  The federal government can tax the same objects and within the same jurisdiction as the states. "We must remember, too, that the revenues of the United States must be obtained in the same territory, from the same people, and excise taxes must be collected from the same activities, as are also reached by the States in order to support their local government.” Flint v. Stone Tracy Co., 220 US 107, 154 (1911)

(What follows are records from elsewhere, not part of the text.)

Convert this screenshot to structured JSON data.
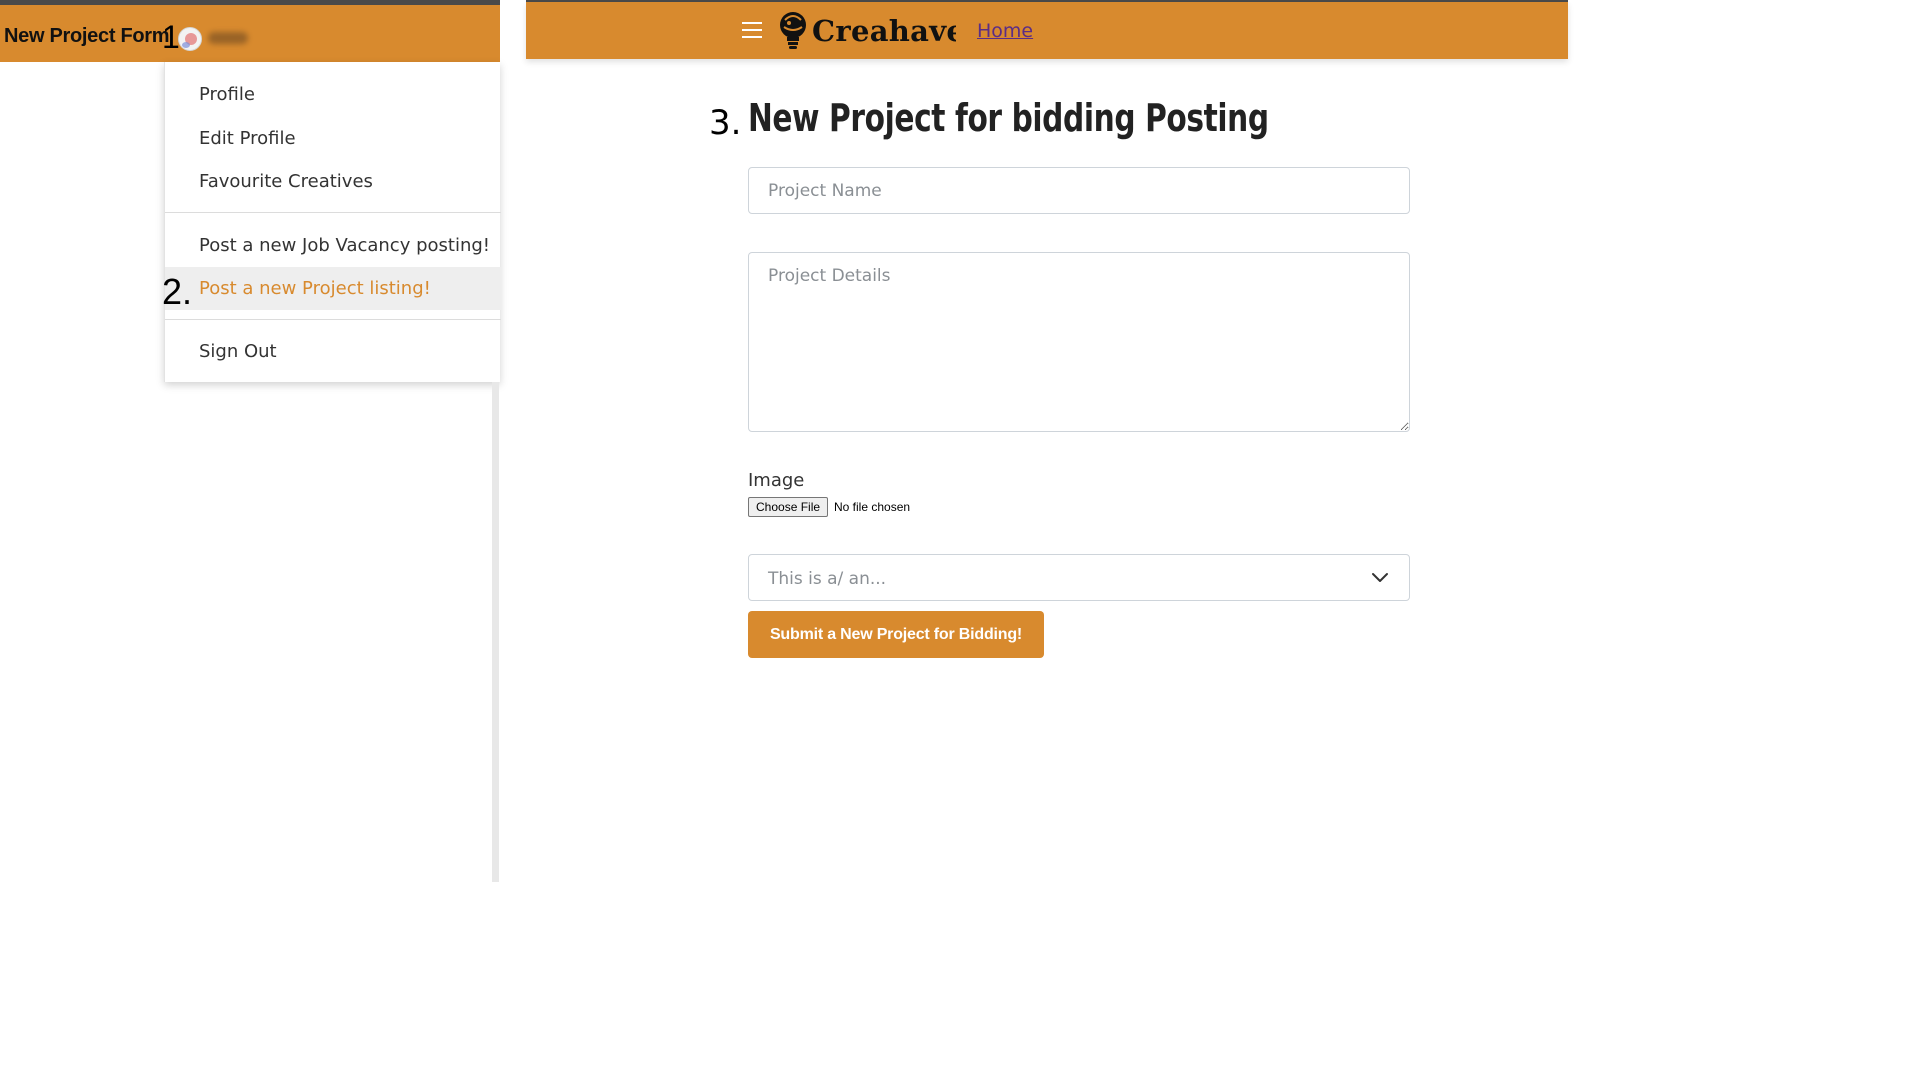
{
  "annotations": {
    "step1": "1.",
    "step2": "2.",
    "step3": "3."
  },
  "left": {
    "title": "New Project Form",
    "menu": {
      "profile": "Profile",
      "edit_profile": "Edit Profile",
      "favourites": "Favourite Creatives",
      "post_job": "Post a new Job Vacancy posting!",
      "post_project": "Post a new Project listing!",
      "sign_out": "Sign Out"
    }
  },
  "right": {
    "logo_text": "Creahaven",
    "home_link": "Home",
    "heading": "New Project for bidding Posting",
    "form": {
      "project_name_placeholder": "Project Name",
      "project_details_placeholder": "Project Details",
      "image_label": "Image",
      "choose_file": "Choose File",
      "no_file": "No file chosen",
      "type_placeholder": "This is a/ an...",
      "submit": "Submit a New Project for Bidding!"
    }
  },
  "colors": {
    "accent": "#d88a2e",
    "link": "#5b2d86",
    "active_bg": "#eeeeee"
  },
  "icons": {
    "menu": "hamburger-icon",
    "logo": "lightbulb-logo-icon",
    "avatar": "user-avatar",
    "select": "chevron-down-icon"
  }
}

2.       Otto Skinner and other tax honesty writers  point out that the States party to the Constitution could only give the newly created federal government powers of taxation they already inherently possessed: (A) Directly tax people or property, but with a significant restriction: a direct federal tax must be apportioned among the several states by population. The States also gave the federal government the power to tax indirectly through excises, imposts, and duties.
3.       The focus, then, is on the authority the several states have to tax income vs. the authority to tax a right.
4.       If a State does not have the power to declare a right taxable, then it couldn’t have given that authority to the federal government, either.
5.       However, if a State could tax a privilege, so could the federal government (see A above) tax the same privileges. This indeed may answer why States can self-determine one’s taxable liability because the information return declares that you were engaging in a privilege.
6.The key question is this: Can a state tax labor and the enjoyment of the fruit of that labor as a right or is it a privilege that can be taxed? The Constitutional question is this: did the several States have the authority to grant the federal government the authority to tax the right to labor and the fruit of that labor?

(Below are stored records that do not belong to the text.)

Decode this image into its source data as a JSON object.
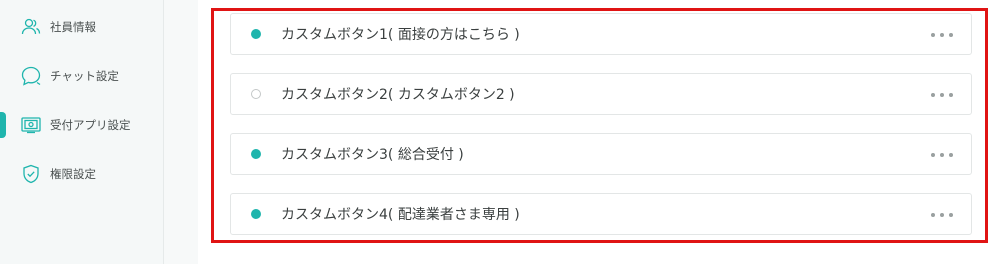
{
  "sidebar": {
    "items": [
      {
        "label": "社員情報",
        "icon": "users-icon",
        "active": false
      },
      {
        "label": "チャット設定",
        "icon": "chat-icon",
        "active": false
      },
      {
        "label": "受付アプリ設定",
        "icon": "reception-app-icon",
        "active": true
      },
      {
        "label": "権限設定",
        "icon": "shield-check-icon",
        "active": false
      }
    ]
  },
  "buttons": [
    {
      "title": "カスタムボタン1( 面接の方はこちら )",
      "enabled": true
    },
    {
      "title": "カスタムボタン2( カスタムボタン2 )",
      "enabled": false
    },
    {
      "title": "カスタムボタン3( 総合受付 )",
      "enabled": true
    },
    {
      "title": "カスタムボタン4( 配達業者さま専用 )",
      "enabled": true
    }
  ],
  "colors": {
    "accent": "#1fb5ad",
    "highlight": "#e01414",
    "inactive_dot": "#c4c8c8"
  }
}
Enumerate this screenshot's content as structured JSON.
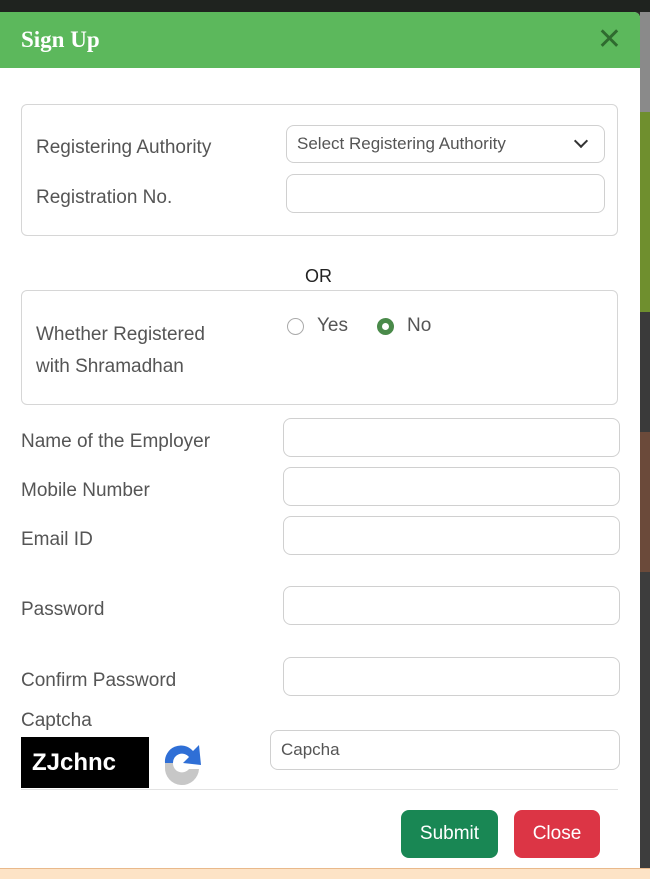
{
  "modal": {
    "title": "Sign Up",
    "close_icon": "close-icon"
  },
  "registration": {
    "authority_label": "Registering Authority",
    "authority_select_value": "Select Registering Authority",
    "regno_label": "Registration No.",
    "regno_value": ""
  },
  "or_text": "OR",
  "shramadhan": {
    "label_line1": "Whether Registered",
    "label_line2": "with Shramadhan",
    "options": [
      {
        "label": "Yes",
        "selected": false
      },
      {
        "label": "No",
        "selected": true
      }
    ],
    "accent_color": "#4a8a4a"
  },
  "fields": [
    {
      "label": "Name of the Employer",
      "value": ""
    },
    {
      "label": "Mobile Number",
      "value": ""
    },
    {
      "label": "Email ID",
      "value": ""
    },
    {
      "label": "Password",
      "value": ""
    },
    {
      "label": "Confirm Password",
      "value": ""
    }
  ],
  "captcha": {
    "label": "Captcha",
    "code": "ZJchnc",
    "refresh_icon": "refresh-icon",
    "input_placeholder": "Capcha"
  },
  "buttons": {
    "submit": "Submit",
    "close": "Close"
  },
  "colors": {
    "header": "#5cb85c",
    "submit": "#198754",
    "close": "#dc3545"
  }
}
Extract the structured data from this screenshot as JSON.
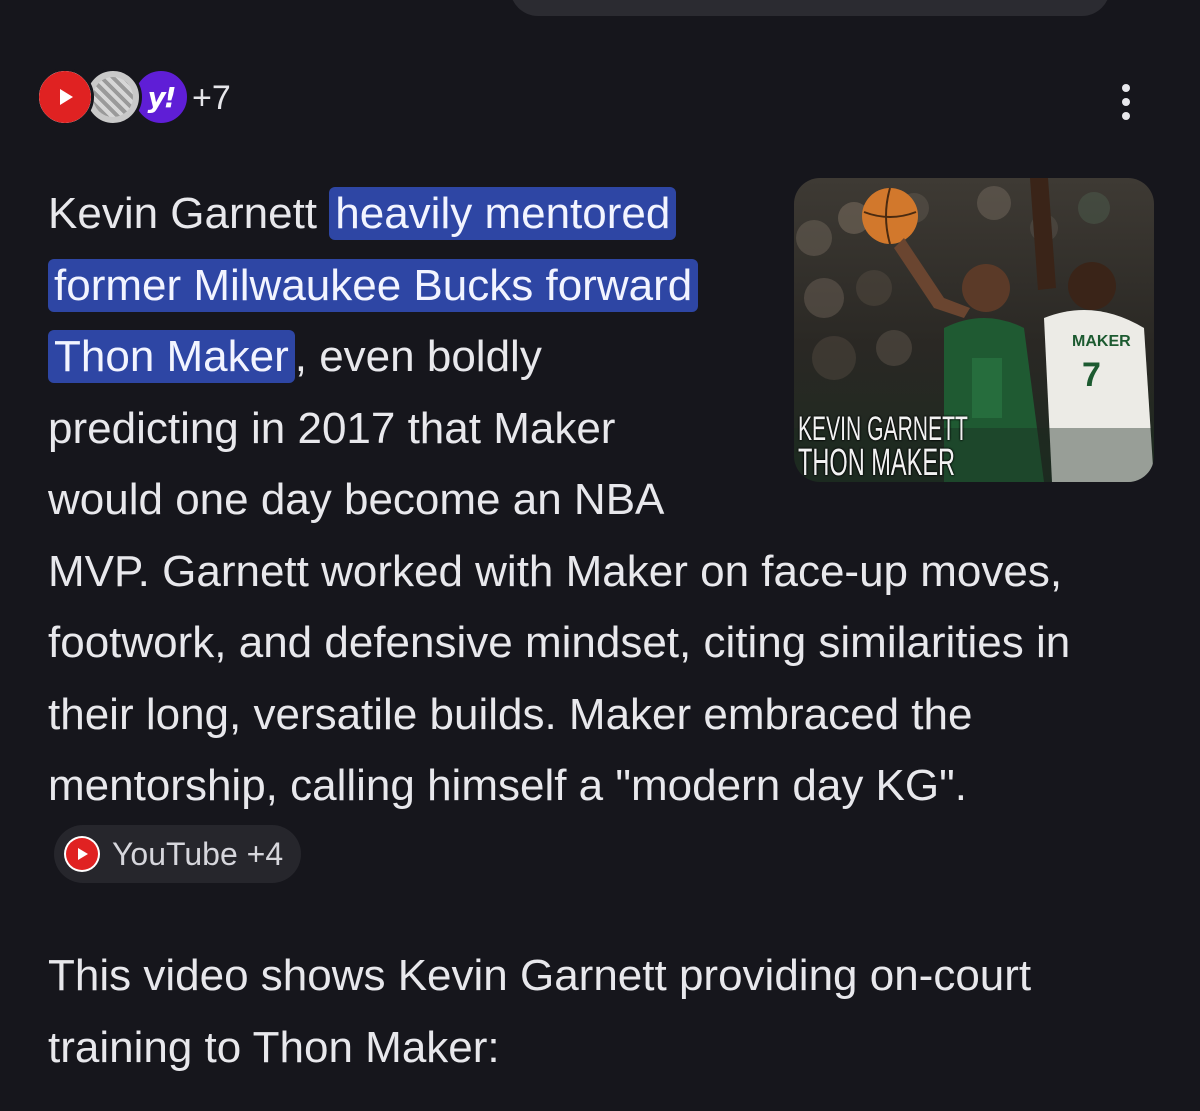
{
  "sources": {
    "icons": [
      "youtube-icon",
      "generic-site-icon",
      "yahoo-icon"
    ],
    "more_count": "+7"
  },
  "thumbnail": {
    "caption_line1": "KEVIN GARNETT",
    "caption_line2": "THON MAKER",
    "jersey_name": "MAKER",
    "jersey_number": "7"
  },
  "answer": {
    "lead": "Kevin Garnett ",
    "highlight": "heavily mentored former Milwaukee Bucks forward Thon Maker",
    "after_highlight": ", even boldly predicting in 2017 that Maker would one day become an NBA MVP. Garnett worked with Maker on face-up moves, footwork, and defensive mindset, citing similarities in their long, versatile builds. Maker embraced the mentorship, calling himself a \"modern day KG\".",
    "source_chip": "YouTube +4",
    "video_intro": "This video shows Kevin Garnett providing on-court training to Thon Maker:"
  },
  "colors": {
    "background": "#16161c",
    "highlight": "#2e46a4",
    "chip_background": "#26262c",
    "youtube_red": "#e02222",
    "yahoo_purple": "#5f1ed6"
  }
}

7.Here is the issue:

Case law that firmly declares that working for a living is a right that cannot be taxed as a privilege is found at the state level. Here is one case:
“The individual, unlike the corporation, cannot be taxed for the mere privilege of existing. The corporation is an artificial entity which owes its existence and charter powers to the state; but the individual's right to live and own property are natural rights for the enjoyment of which an excise cannot be imposed: 26 R.C.L., Taxation, § 209, p. 236; Cooley, Taxation, (4th Ed.), § 1676; Opinion of the Justices, 195 Mass. 607 (84 N.E. 499).” Redfield v. Fisher, 135 Or. 180, 197-198 (1931)

8. Some state constitutions forbid an income tax, or have other provisions that prohibit  taxing labor, or protect the right to the fruits of your labor. If it was commonly understood at the founding that states could not tax the right to earn a living that would be a powerful argument against the federal income tax as it is commonly understood today, as an excise tax but under the color of an unapportioned direct tax on everyone who earns a paycheck.
If you can find sources for that proposition, such as common law principles in American Jurisprudence or other sources, please leave a cite in the comments below.

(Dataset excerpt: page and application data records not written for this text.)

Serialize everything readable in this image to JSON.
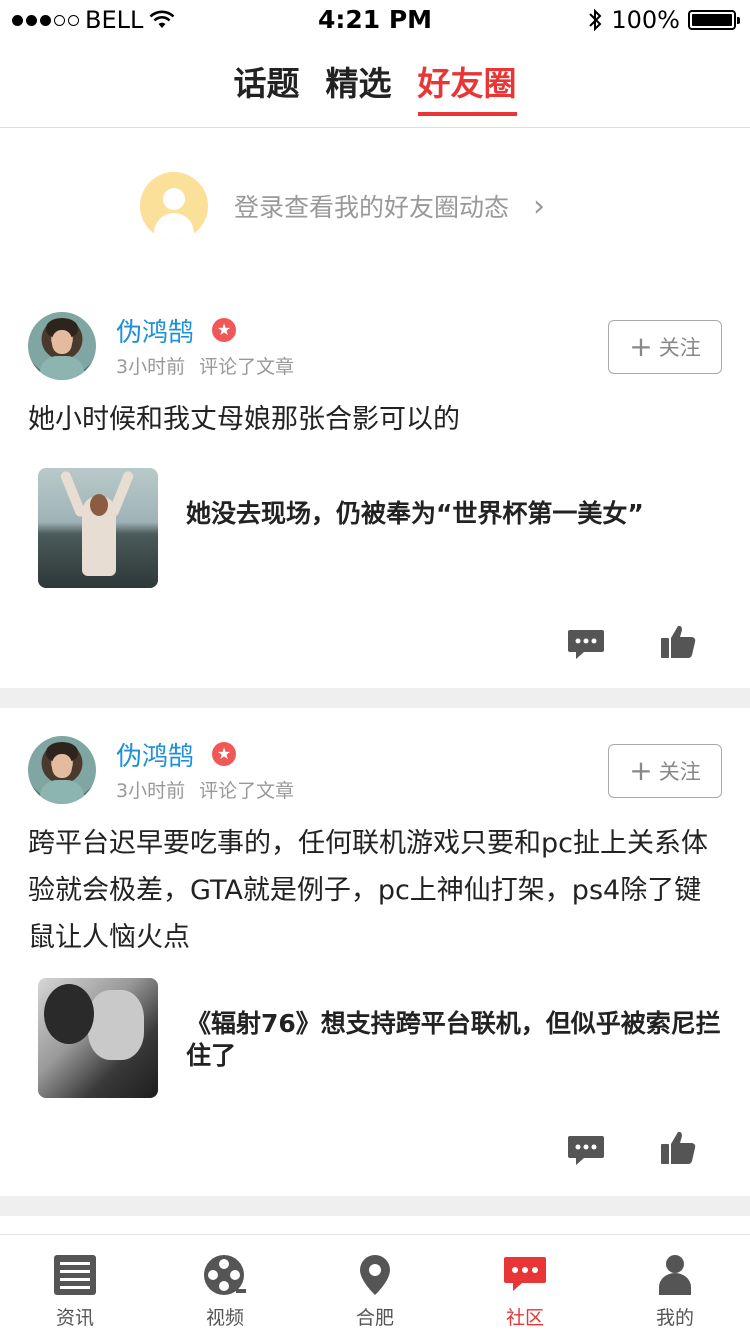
{
  "status_bar": {
    "carrier": "BELL",
    "time": "4:21 PM",
    "battery": "100%",
    "signal_dots_on": 3,
    "signal_dots_total": 5
  },
  "top_tabs": [
    {
      "label": "话题",
      "active": false
    },
    {
      "label": "精选",
      "active": false
    },
    {
      "label": "好友圈",
      "active": true
    }
  ],
  "login_prompt": {
    "text": "登录查看我的好友圈动态"
  },
  "posts": [
    {
      "username": "伪鸿鹄",
      "vip_badge": "★",
      "time": "3小时前",
      "action": "评论了文章",
      "follow_label": "关注",
      "text": "她小时候和我丈母娘那张合影可以的",
      "article_title": "她没去现场，仍被奉为“世界杯第一美女”"
    },
    {
      "username": "伪鸿鹄",
      "vip_badge": "★",
      "time": "3小时前",
      "action": "评论了文章",
      "follow_label": "关注",
      "text": "跨平台迟早要吃事的，任何联机游戏只要和pc扯上关系体验就会极差，GTA就是例子，pc上神仙打架，ps4除了键鼠让人恼火点",
      "article_title": "《辐射76》想支持跨平台联机，但似乎被索尼拦住了"
    }
  ],
  "tab_bar": [
    {
      "label": "资讯",
      "icon": "news-icon",
      "active": false
    },
    {
      "label": "视频",
      "icon": "film-reel-icon",
      "active": false
    },
    {
      "label": "合肥",
      "icon": "location-pin-icon",
      "active": false
    },
    {
      "label": "社区",
      "icon": "chat-bubble-icon",
      "active": true
    },
    {
      "label": "我的",
      "icon": "person-icon",
      "active": false
    }
  ],
  "colors": {
    "accent": "#e83535",
    "link": "#1e90d6",
    "muted": "#999999",
    "separator": "#efefef"
  }
}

John Benson passed away recently. He was the partner of Glen Ambort, and they collaborated on the Taxation by Misrepresentation e-book that details  how the 1040 Form is a modern day Statute of the Staple Recognizance that limits your 7th Amendment right to trial by jury because it is an assumed contract based on an old English voluntary pledge of property and freedom signed by foreign merchants who wanted to do business in medieval England.

John and Glen did several years in prison together where they collaborated in this research. John emerged from federal prison legally blind and very ill. Many of us passed the hat to help get him an apartment where he could continue his research. I only talked with him on the phone a couple of times and never met him. Because of John's  health Glenn was the spokesperson of the duo. He is eulagized as a very saintly and peaceful human being. We are saddened by his passing.